(App and web page records)
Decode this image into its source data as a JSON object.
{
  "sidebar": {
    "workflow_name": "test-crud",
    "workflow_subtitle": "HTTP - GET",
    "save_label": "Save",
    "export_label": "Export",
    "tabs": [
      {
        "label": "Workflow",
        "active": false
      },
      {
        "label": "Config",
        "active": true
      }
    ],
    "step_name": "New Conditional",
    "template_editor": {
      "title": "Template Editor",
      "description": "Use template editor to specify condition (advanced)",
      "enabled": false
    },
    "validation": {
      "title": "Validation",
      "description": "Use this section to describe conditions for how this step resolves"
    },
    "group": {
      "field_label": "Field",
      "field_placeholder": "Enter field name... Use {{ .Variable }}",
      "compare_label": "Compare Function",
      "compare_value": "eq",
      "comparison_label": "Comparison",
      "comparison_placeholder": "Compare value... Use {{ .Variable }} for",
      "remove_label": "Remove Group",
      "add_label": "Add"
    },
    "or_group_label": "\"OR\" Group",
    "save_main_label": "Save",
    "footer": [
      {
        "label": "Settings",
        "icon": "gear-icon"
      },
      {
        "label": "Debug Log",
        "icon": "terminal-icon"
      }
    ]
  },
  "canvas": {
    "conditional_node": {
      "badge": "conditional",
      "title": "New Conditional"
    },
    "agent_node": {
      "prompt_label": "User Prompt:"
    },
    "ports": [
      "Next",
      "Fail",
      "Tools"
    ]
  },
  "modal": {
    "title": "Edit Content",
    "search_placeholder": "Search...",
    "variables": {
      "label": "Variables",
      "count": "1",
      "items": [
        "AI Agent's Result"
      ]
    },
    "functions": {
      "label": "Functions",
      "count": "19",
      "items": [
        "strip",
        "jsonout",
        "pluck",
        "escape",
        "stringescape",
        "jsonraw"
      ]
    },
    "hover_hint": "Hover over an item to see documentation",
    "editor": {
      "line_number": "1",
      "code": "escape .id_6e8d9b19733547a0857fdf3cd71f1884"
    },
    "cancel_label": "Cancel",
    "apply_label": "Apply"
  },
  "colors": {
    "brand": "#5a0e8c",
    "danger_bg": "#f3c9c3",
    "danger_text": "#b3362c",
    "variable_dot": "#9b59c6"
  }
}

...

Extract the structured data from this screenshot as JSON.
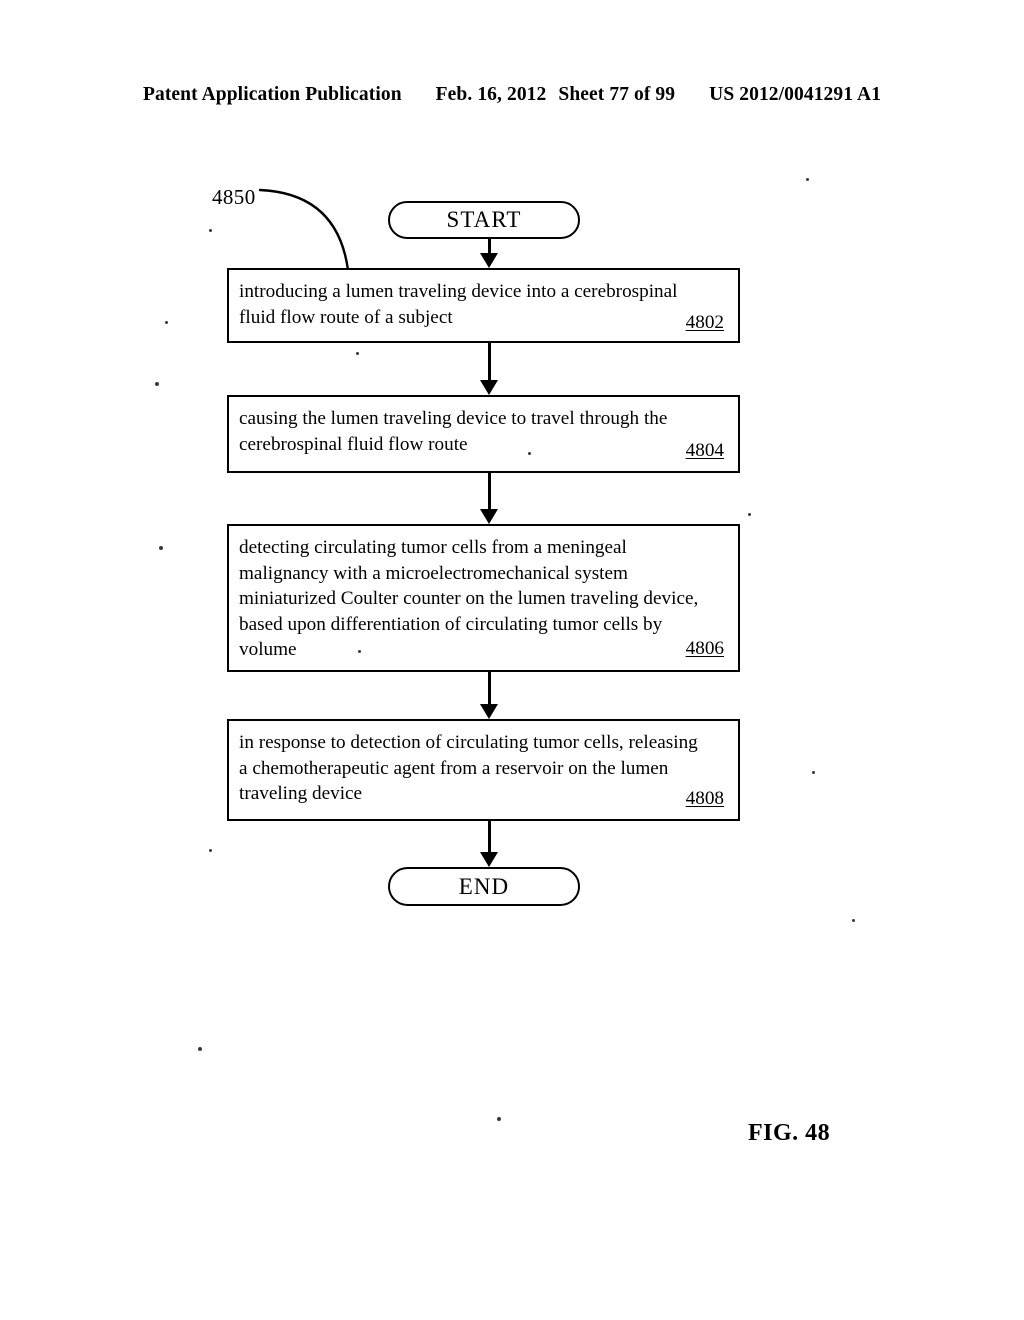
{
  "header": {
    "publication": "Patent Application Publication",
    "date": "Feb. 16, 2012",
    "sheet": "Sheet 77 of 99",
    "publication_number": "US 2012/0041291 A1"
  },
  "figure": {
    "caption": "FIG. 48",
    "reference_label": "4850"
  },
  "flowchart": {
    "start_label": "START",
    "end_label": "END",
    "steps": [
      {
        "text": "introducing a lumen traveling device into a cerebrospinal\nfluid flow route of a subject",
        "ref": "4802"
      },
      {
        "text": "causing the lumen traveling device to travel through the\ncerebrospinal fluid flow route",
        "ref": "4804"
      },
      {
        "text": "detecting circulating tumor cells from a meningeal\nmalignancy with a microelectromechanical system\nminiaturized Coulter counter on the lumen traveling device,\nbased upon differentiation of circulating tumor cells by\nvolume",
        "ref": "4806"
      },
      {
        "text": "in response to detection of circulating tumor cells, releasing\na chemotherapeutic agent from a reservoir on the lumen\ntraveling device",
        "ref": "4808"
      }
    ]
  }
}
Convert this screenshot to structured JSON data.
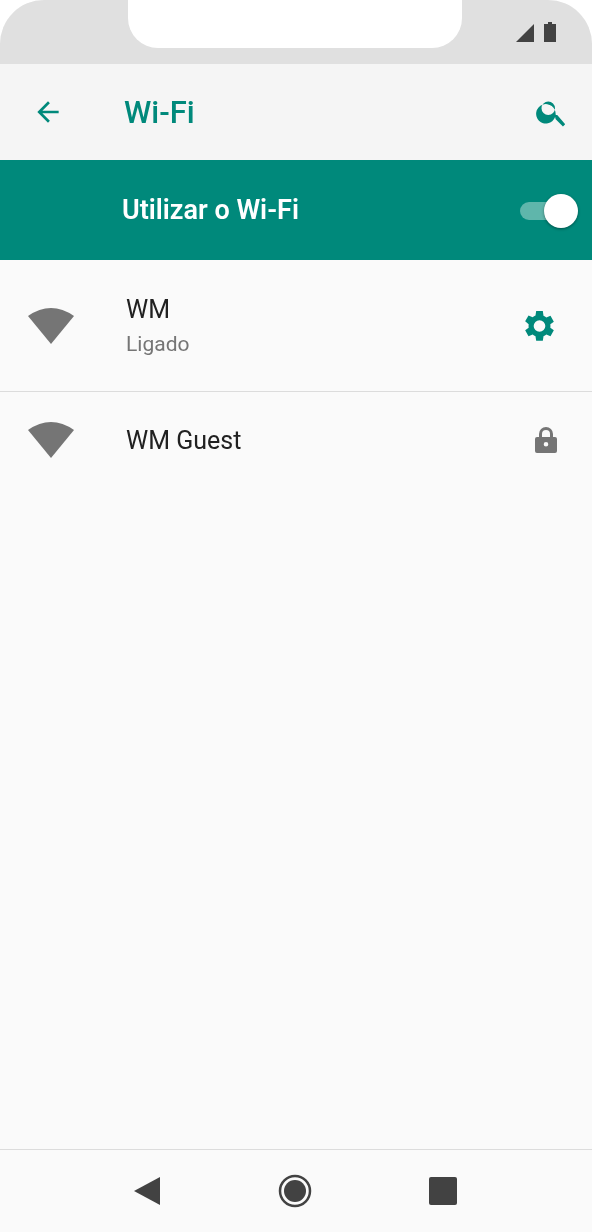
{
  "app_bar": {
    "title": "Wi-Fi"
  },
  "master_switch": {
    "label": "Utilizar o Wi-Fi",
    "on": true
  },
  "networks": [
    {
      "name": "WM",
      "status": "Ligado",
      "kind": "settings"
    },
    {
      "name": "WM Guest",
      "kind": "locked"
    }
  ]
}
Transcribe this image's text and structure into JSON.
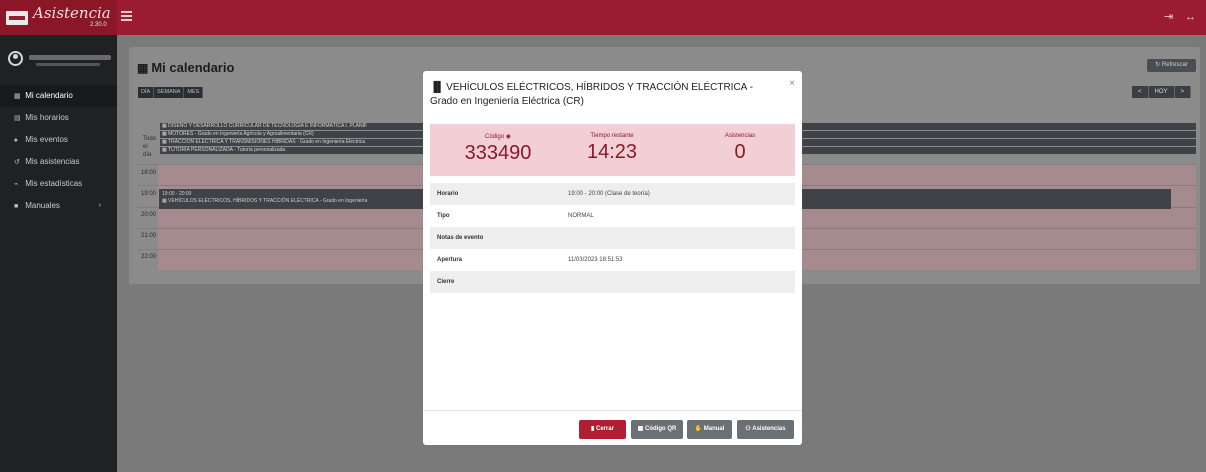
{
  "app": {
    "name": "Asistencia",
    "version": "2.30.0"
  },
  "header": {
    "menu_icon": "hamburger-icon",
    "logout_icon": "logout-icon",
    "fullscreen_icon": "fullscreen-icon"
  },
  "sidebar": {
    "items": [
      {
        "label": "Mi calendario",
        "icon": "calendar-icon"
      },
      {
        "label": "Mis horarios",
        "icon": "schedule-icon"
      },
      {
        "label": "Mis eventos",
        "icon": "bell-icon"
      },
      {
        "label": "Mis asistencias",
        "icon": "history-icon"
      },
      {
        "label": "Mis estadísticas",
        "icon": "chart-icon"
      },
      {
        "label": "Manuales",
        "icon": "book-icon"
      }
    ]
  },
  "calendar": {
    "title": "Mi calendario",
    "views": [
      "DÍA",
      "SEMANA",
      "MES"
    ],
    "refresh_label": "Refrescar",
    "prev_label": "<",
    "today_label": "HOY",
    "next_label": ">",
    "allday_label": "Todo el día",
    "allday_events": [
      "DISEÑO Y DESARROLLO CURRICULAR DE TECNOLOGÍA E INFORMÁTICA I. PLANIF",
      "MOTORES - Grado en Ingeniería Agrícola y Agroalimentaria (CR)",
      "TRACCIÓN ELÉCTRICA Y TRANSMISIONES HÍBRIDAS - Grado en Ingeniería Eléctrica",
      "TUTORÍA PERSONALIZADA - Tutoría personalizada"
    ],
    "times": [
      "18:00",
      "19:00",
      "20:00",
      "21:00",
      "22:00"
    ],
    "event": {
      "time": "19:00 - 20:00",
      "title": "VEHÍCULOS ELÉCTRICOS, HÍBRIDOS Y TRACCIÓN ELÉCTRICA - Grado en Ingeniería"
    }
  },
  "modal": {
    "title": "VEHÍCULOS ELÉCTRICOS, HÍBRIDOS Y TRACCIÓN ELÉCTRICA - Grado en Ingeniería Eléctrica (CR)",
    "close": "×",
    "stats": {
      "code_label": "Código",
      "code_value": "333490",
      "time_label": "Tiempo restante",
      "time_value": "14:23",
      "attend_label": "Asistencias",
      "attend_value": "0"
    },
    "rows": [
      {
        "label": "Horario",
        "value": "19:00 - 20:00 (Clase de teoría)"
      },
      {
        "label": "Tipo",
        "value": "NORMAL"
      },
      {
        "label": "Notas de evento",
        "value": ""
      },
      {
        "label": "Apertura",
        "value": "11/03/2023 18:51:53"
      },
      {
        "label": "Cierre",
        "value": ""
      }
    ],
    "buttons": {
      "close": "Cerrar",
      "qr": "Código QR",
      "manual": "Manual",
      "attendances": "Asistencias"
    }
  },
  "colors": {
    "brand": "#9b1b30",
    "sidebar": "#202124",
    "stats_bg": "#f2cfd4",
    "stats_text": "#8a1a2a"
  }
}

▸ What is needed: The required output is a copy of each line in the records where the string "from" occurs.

▸ Task result:
Extract the structured data from this screenshot as JSON.
        "text": "detecting circulating tumor cells from a meningeal\nmalignancy with a microelectromechanical system\nminiaturized Coulter counter on the lumen traveling device,\nbased upon differentiation of circulating tumor cells by\nvolume",
        "text": "in response to detection of circulating tumor cells, releasing\na chemotherapeutic agent from a reservoir on the lumen\ntraveling device",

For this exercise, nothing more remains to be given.